**Exercise instructions:**
Check each line of the data below for the word "true", then extract the ones that have it.

**Excerpted records:**
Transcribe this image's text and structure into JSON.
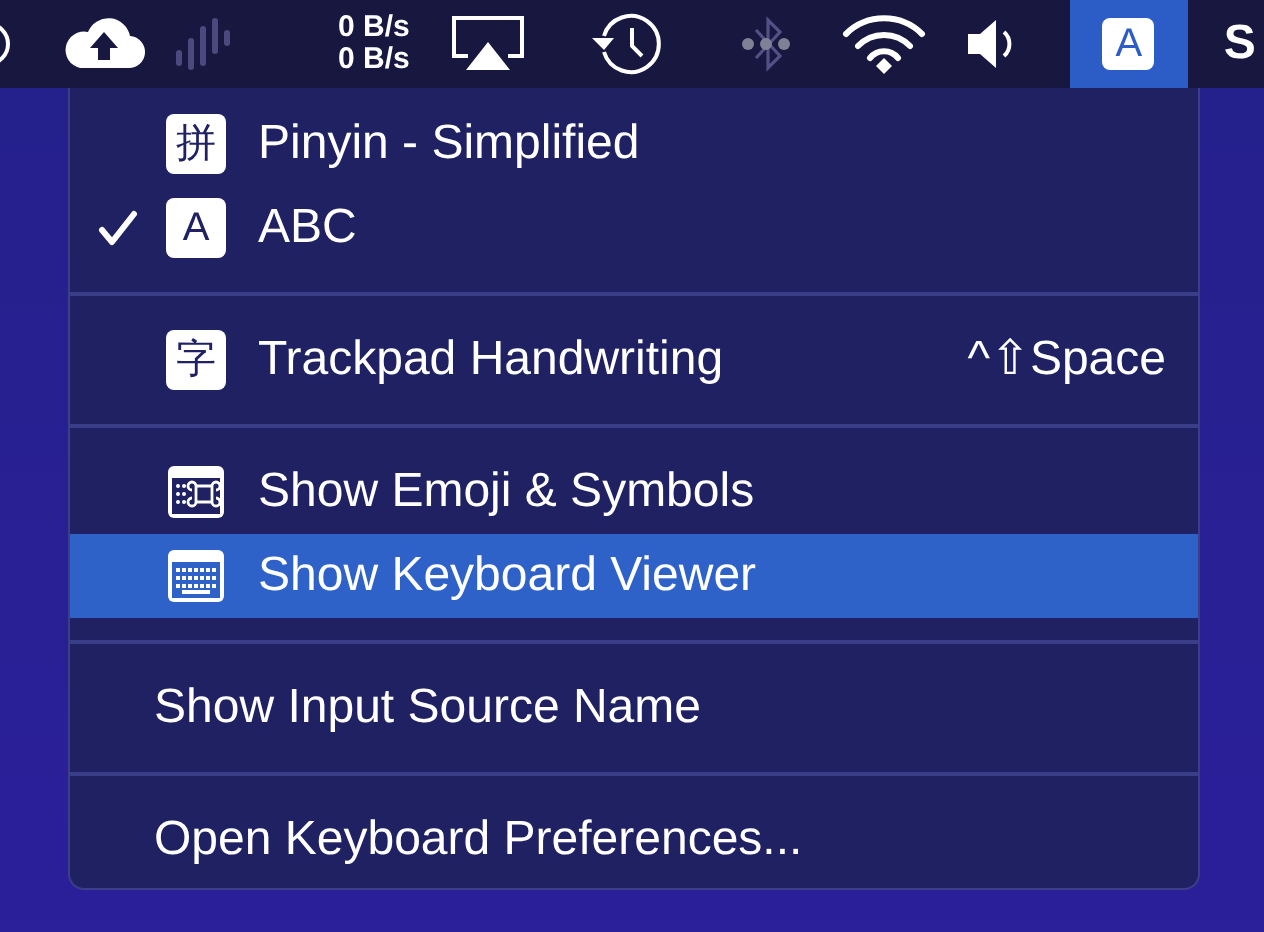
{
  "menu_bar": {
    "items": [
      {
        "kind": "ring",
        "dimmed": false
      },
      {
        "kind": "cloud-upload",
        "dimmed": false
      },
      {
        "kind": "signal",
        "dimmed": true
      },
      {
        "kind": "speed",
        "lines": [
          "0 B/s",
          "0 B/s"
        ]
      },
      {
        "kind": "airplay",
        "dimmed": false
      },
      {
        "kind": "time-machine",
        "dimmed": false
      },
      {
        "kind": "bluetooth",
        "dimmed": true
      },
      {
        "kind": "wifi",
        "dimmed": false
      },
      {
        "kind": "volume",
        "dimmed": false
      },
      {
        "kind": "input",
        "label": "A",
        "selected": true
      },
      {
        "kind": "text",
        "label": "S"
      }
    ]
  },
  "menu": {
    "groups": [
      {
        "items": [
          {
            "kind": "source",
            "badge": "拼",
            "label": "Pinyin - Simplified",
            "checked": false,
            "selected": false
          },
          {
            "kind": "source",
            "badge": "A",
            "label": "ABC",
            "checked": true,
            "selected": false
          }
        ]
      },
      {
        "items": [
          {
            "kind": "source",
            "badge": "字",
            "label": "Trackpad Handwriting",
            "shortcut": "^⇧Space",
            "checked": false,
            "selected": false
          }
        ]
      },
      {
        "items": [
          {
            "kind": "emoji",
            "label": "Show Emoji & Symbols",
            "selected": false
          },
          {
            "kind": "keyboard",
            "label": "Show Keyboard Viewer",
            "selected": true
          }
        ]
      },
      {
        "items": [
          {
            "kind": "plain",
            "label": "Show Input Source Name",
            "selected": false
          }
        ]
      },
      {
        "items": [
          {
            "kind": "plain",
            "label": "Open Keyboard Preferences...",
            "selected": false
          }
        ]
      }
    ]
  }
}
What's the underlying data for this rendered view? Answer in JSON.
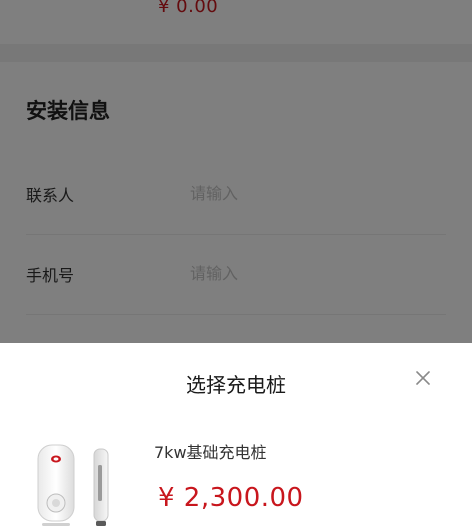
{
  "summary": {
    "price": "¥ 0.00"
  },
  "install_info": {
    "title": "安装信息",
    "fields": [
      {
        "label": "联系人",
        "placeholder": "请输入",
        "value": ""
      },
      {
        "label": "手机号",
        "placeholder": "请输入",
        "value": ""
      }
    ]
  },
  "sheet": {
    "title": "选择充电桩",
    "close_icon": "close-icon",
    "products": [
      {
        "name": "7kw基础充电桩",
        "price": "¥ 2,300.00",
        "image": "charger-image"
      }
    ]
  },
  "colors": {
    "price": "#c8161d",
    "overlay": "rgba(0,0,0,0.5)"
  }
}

**Worked solution:**
        "dimmed": true
        "dimmed": true
        "selected": true
            "checked": true,
            "selected": true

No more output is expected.